WPI Chemical Engineers: “Why Not Make Waste Work for Us?”

Chemical engineering professors receive funding from The NSF 2026 Idea Machine to find cleaner uses for waste, including marine plastic pollution
January 11, 2021

Two research projects led by chemical engineers from Worcester Polytechnic Institute (WPI), which explore finding applications for nitrogen-rich waste products and converting marine plastics into ship fuel, received funding stemming from the National Science Foundation’s (NSF) 2026 Idea Machine competition.

The projects, which together were awarded nearly $540,000, involve intensive research surrounding sustainability and waste reduction, were led by Michael Timko, associate professor of chemical engineering; Aaron Deskins, associate professor of chemical engineering; and Nikolaos Kazantzis, professor of chemical engineering. The proposals were submitted to a program to support high-risk research by the NSF in a solicitation that originated in its 2026 Idea Machine competition, which was launched to help set the U.S. agenda for fundamental research in science and engineering. In 2019, Timko’s entry “A World Without Waste” was one of 14 semifinalists from more than 800 submissions in the 2026 Idea Machine Competition.

“We were absolutely thrilled that the NSF funded two grants for the same institution, and within the same department. It’s quite unusual, since such a competition is highly competitive,” Kazantzis said.

The first project, “Nitrogen Bearing Hydrochars for Nitrogen Upcycling in a World without Waste,” received a two-year, $277,359 grant. Timko, along with Deskins and Klaus Schmidt-Rohr of Brandeis University, will explore potentially useful applications of nitrogen-rich waste products in areas such as water purification. The work focuses on the complex structure of molecules called N-hydrochars, which are nitrogen-bearing, carbon-rich materials formed by the hydrothermal treatment of wastes, such as food waste, livestock manure, and sewage sludge.

“Nitrogen has interesting benefits, such as acting as a great absorbent,” said Timko. “We’ve found that nitrogen’s molecules require a delicate balance within its configuration in order to act this way. As it turns out, these absorbents are effective for binding to harmful products, like metals, which can be found in our water supplies.”

Deskins will focus on modeling the atoms of nitrogen-rich waste products to see which ones can most effectively form beneficial absorbents. “We want to understand why certain materials make better absorbents, and others don’t,” he said.

If the configuration of these atoms is better understood, Timko said, scientists may one day be able to use n-hydrochars derived from certain wastes, like food and yard waste, to create absorbent materials that can help clean the environment, including chemical solutions that can purify water sources.

“Our end goal is to take wastes that currently have a negative value and would normally go to landfills and/or wreak havoc on the environment, and actually give them a positive value,” he said. “We can put them to work and help people.”
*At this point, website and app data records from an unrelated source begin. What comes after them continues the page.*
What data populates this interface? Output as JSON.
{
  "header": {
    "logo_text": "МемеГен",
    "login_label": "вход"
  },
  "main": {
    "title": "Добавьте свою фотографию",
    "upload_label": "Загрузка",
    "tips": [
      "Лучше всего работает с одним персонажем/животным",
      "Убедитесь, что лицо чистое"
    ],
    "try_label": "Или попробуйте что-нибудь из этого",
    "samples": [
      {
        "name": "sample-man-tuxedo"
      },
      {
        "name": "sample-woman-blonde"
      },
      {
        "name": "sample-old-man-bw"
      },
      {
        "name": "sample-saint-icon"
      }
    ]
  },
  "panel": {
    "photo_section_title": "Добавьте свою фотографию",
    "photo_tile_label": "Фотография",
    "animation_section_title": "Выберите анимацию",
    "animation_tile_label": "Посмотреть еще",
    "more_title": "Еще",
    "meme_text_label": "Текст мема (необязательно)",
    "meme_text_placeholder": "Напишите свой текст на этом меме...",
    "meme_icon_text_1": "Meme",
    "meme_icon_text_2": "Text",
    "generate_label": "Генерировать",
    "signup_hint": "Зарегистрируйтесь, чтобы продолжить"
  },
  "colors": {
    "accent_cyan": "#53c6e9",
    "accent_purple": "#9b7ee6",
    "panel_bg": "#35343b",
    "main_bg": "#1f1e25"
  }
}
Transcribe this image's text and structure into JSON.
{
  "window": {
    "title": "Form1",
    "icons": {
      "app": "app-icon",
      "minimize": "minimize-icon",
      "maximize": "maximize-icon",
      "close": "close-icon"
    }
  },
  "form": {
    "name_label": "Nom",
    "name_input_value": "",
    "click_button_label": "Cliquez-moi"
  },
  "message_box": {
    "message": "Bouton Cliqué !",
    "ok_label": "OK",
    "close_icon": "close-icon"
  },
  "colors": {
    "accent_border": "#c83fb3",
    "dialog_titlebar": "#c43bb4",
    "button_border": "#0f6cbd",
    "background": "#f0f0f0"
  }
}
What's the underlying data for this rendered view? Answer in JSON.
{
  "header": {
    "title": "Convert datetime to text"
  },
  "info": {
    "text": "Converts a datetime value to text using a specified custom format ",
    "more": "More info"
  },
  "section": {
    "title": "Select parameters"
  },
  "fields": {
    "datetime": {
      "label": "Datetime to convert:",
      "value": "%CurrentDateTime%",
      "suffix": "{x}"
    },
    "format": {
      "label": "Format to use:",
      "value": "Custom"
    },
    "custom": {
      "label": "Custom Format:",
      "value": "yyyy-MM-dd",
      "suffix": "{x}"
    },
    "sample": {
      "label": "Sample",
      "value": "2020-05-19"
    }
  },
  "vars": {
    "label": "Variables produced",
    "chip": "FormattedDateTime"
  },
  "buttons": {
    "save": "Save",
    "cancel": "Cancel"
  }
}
The second project, “Probabilistic Analysis of Converting Marine-Borne Plastics into Usable Fuels,” received a two-year, $259,299 grant. The research, led by Kazantzis and Timko, will explore converting marine plastics into usable fuel for ships collecting plastics from the ocean. The project is in response to the heavy pollution crisis the world’s oceans are experiencing: their research has found that 4.8 to 12.7 million tons of plastics are dumped into oceans yearly, which has a hazardous effect on marine ecosystems and can potentially enter into the human food chain. The increase in marine pollution has also increased the amount of ships sent to sea to collect plastic, which requires ships to frequently return to ports to refuel, releasing harmful carbon dioxide emissions into the air.

Kazantzis and Timko aim to model a specialized reactor that might one day be built into these ships to break down collected plastic into useable fuel. Harvested plastic would be brought onboard, dried, loaded into the reactor, and broken down by a process called hydrothermal liquefaction (HTL), which uses moderate heat and high pressure to convert wet biomass into crude-like oil. Timko has used HTL in past research looking at the feasibility of converting food and yard waste into biofuels. Ideally, once the plastic is in fuel form, the ships will be able to refuel themselves at sea, reducing the number of refueling trips back to port and the related fossil fuel emissions.

“Removing plastic from the ocean with ships requires substantial investments in energy and money,” Kazantzis said. “We’re imagining a vessel with a reactor on board that will convert plastic waste into usable fuel. This would enable the ship to be self-powered, and give it access to water [through the ocean] to make the chemical reactions needed for HTL to take place. Why not make waste work for us?”

Timko and Kazantzis hope this project will enable their research team to test the technical feasibility profile of onboard HTL reactors, and give them valuable insights needed for assessing the economic viability prospects of the proposed technology option for converting plastic waste into useful fuels.